U.S. to stop funding PA development projects, Jerusalem told

By Aluf Benn


Adar 23, 5766

The Bush administration has decided to halt funding for an infrastructure development project in the Palestinian Authority, and will provide the Palestinians with humanitarian aid only, American officials told security officials and the Foreign Ministry.

The new policy was implemented to make sure U.S. foreign aid money does not reach a Hamas-led government, and to prevent administration officials from having to make contact with representatives of a terror organization.

Incoming Palestinian PM Ismail Haniyeh said yesterday that he was calling a special session of parliament next week to vote on the new Hamas cabinet. See story, Page 2.

A government source in Jerusalem said the United States rejected Israeli requests that it continue funding a few projects in the territories, such as the new sewage system in Hebron, saying that all contact with the Hamas government was prohibited. The United States will, however, continue funding a project to install new X-ray machines at checkpoints between Israel and the West Bank and Gaza.

James Kunder, the assistant administrator for Asia and the Near East at the U.S. Agency for International Development (USAID), arrived in Israel yesterday to discuss the formation of the Hamas government. Kunder met with representatives of Palestinian organizations that receive American aid, and is set to meet today with Israeli security officials and visit the Karni crossing near Gaza.
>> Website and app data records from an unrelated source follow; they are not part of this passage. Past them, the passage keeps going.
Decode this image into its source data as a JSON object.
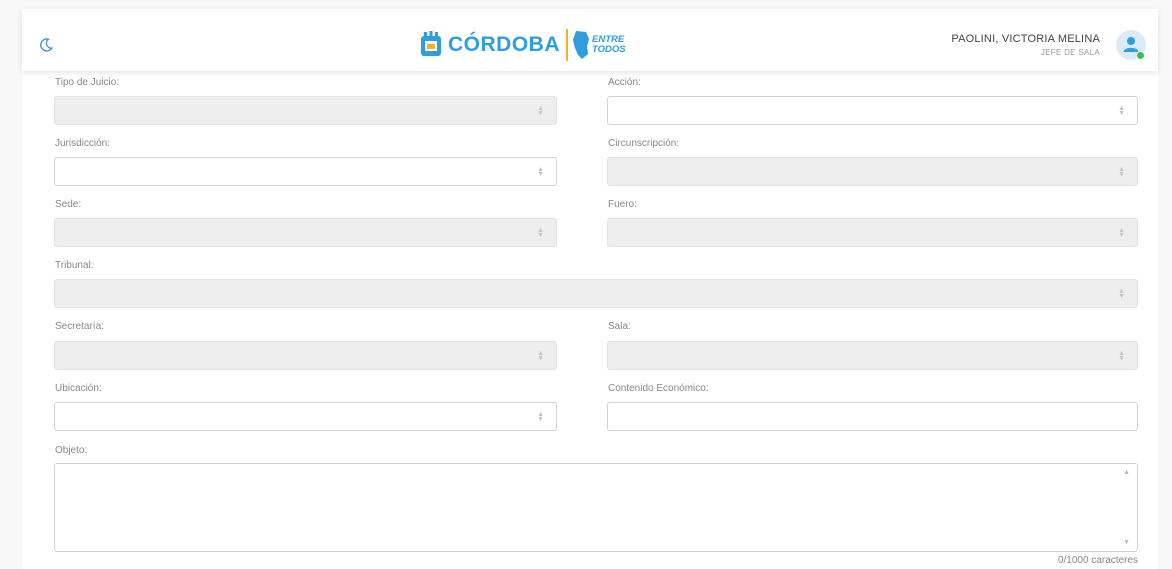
{
  "header": {
    "theme_icon": "moon-icon",
    "brand": {
      "name": "CÓRDOBA",
      "tagline_line1": "ENTRE",
      "tagline_line2": "TODOS"
    },
    "user": {
      "name": "PAOLINI, VICTORIA MELINA",
      "role": "JEFE DE SALA",
      "status_color": "#3cba54"
    }
  },
  "form": {
    "tipo_juicio": {
      "label": "Tipo de Juicio:",
      "value": "",
      "disabled": true
    },
    "accion": {
      "label": "Acción:",
      "value": "",
      "disabled": false
    },
    "jurisdiccion": {
      "label": "Jurisdicción:",
      "value": "",
      "disabled": false
    },
    "circunscripcion": {
      "label": "Circunscripción:",
      "value": "",
      "disabled": true
    },
    "sede": {
      "label": "Sede:",
      "value": "",
      "disabled": true
    },
    "fuero": {
      "label": "Fuero:",
      "value": "",
      "disabled": true
    },
    "tribunal": {
      "label": "Tribunal:",
      "value": "",
      "disabled": true
    },
    "secretaria": {
      "label": "Secretaría:",
      "value": "",
      "disabled": true
    },
    "sala": {
      "label": "Sala:",
      "value": "",
      "disabled": true
    },
    "ubicacion": {
      "label": "Ubicación:",
      "value": "",
      "disabled": false
    },
    "contenido_economico": {
      "label": "Contenido Económico:",
      "value": ""
    },
    "objeto": {
      "label": "Objeto:",
      "value": "",
      "counter": "0/1000 caracteres"
    }
  },
  "colors": {
    "accent": "#2e9ee0",
    "brand_gold": "#f4b31e",
    "disabled_bg": "#eeeeee"
  }
}
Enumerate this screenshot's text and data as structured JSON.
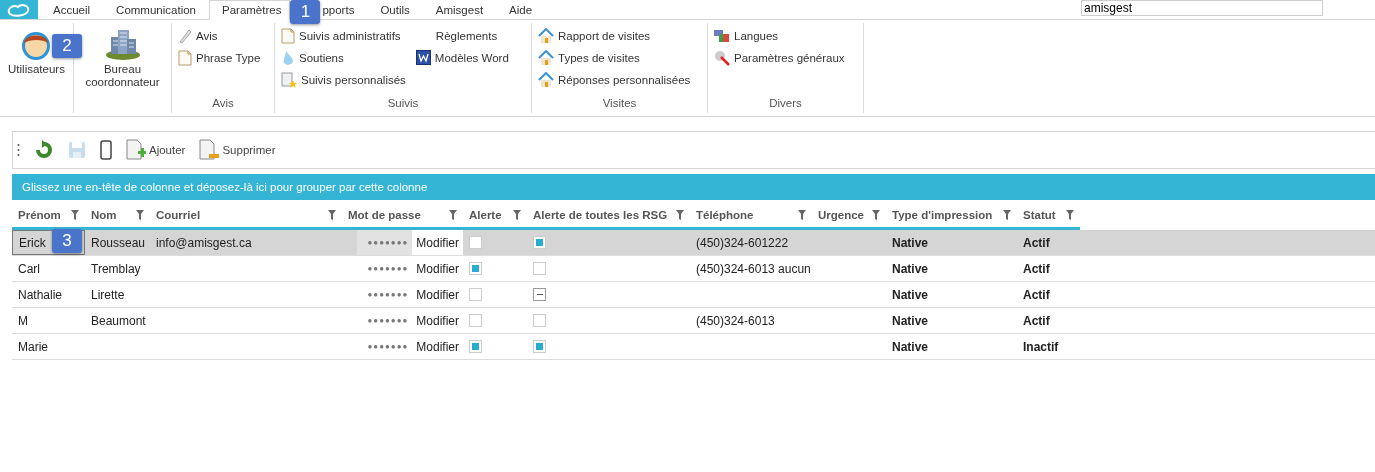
{
  "menu_tabs": [
    {
      "label": "Accueil",
      "selected": false
    },
    {
      "label": "Communication",
      "selected": false
    },
    {
      "label": "Paramètres",
      "selected": true
    },
    {
      "label": "pports",
      "selected": false
    },
    {
      "label": "Outils",
      "selected": false
    },
    {
      "label": "Amisgest",
      "selected": false
    },
    {
      "label": "Aide",
      "selected": false
    }
  ],
  "search": {
    "value": "amisgest"
  },
  "ribbon": [
    {
      "kind": "large",
      "items": [
        "Utilisateurs"
      ]
    },
    {
      "kind": "large",
      "items": [
        "Bureau coordonnateur"
      ]
    },
    {
      "kind": "small",
      "label": "Avis",
      "columns": [
        [
          "Avis",
          "Phrase Type"
        ]
      ]
    },
    {
      "kind": "small",
      "label": "Suivis",
      "columns": [
        [
          "Suivis administratifs",
          "Soutiens",
          "Suivis personnalisés"
        ],
        [
          "Règlements",
          "Modèles Word"
        ]
      ]
    },
    {
      "kind": "small",
      "label": "Visites",
      "columns": [
        [
          "Rapport de visites",
          "Types de visites",
          "Réponses personnalisées"
        ]
      ]
    },
    {
      "kind": "small",
      "label": "Divers",
      "columns": [
        [
          "Langues",
          "Paramètres généraux"
        ]
      ]
    }
  ],
  "toolbar": {
    "add": "Ajouter",
    "delete": "Supprimer",
    "save_disabled": true
  },
  "group_panel": "Glissez une en-tête de colonne et déposez-là ici pour grouper par cette colonne",
  "table": {
    "columns": [
      "Prénom",
      "Nom",
      "Courriel",
      "Mot de passe",
      "Alerte",
      "Alerte de toutes les RSG",
      "Téléphone",
      "Urgence",
      "Type d'impression",
      "Statut"
    ],
    "rows": [
      {
        "selected": true,
        "first_name": "Erick",
        "last_name": "Rousseau",
        "email": "info@amisgest.ca",
        "password": "●●●●●●●",
        "edit": "Modifier",
        "alert": {
          "checked": false,
          "indeterminate": false
        },
        "rsg_alert": {
          "checked": true,
          "indeterminate": false
        },
        "phone": "(450)324-601222",
        "print_type": "Native",
        "status": "Actif"
      },
      {
        "selected": false,
        "first_name": "Carl",
        "last_name": "Tremblay",
        "password": "●●●●●●●",
        "edit": "Modifier",
        "alert": {
          "checked": true,
          "indeterminate": false
        },
        "rsg_alert": {
          "checked": false,
          "indeterminate": false
        },
        "phone": "(450)324-6013 aucun",
        "print_type": "Native",
        "status": "Actif"
      },
      {
        "selected": false,
        "first_name": "Nathalie",
        "last_name": "Lirette",
        "password": "●●●●●●●",
        "edit": "Modifier",
        "alert": {
          "checked": false,
          "indeterminate": false
        },
        "rsg_alert": {
          "checked": false,
          "indeterminate": true
        },
        "print_type": "Native",
        "status": "Actif"
      },
      {
        "selected": false,
        "first_name": "M",
        "last_name": "Beaumont",
        "password": "●●●●●●●",
        "edit": "Modifier",
        "alert": {
          "checked": false,
          "indeterminate": false
        },
        "rsg_alert": {
          "checked": false,
          "indeterminate": false
        },
        "phone": "(450)324-6013",
        "print_type": "Native",
        "status": "Actif"
      },
      {
        "selected": false,
        "first_name": "Marie",
        "password": "●●●●●●●",
        "edit": "Modifier",
        "alert": {
          "checked": true,
          "indeterminate": false
        },
        "rsg_alert": {
          "checked": true,
          "indeterminate": false
        },
        "print_type": "Native",
        "status": "Inactif"
      }
    ]
  },
  "callouts": [
    "1",
    "2",
    "3"
  ]
}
The United States has been pressuring Israel over the last few days to reopen the crossing, despite warnings that Palestinians are planning to carry out a terror attack there. The U.S. ambassador to Israel, Richard Jones, and the U.S. security coordinator, Lieutenant General Keith Dayton, told Israeli officials that it's important to open the Karni crossing before the Hamas cabinet takes power.

Jones and Dayton said that if the crossing remains closed, Israel will be held responsible for a humanitarian crisis in the Gaza Strip, and said it was important to make sure the crossing was operating while there was still someone to talk to on the Palestinian side. They said the U.S. administration will cut off all contact with the Palestinian government after Hamas takes power.

Crisis looming

Meanwhile, the head of the UN relief agency in the Palestinian Authority warned yesterday of the risk of a humanitarian and security crisis, and urged EU countries to give a chance to a new Hamas-led government.

Karen AbuZayd, commissioner-general of the UN Relief and Works Agency, said she hoped the situation "will be corrected after the Israeli elections."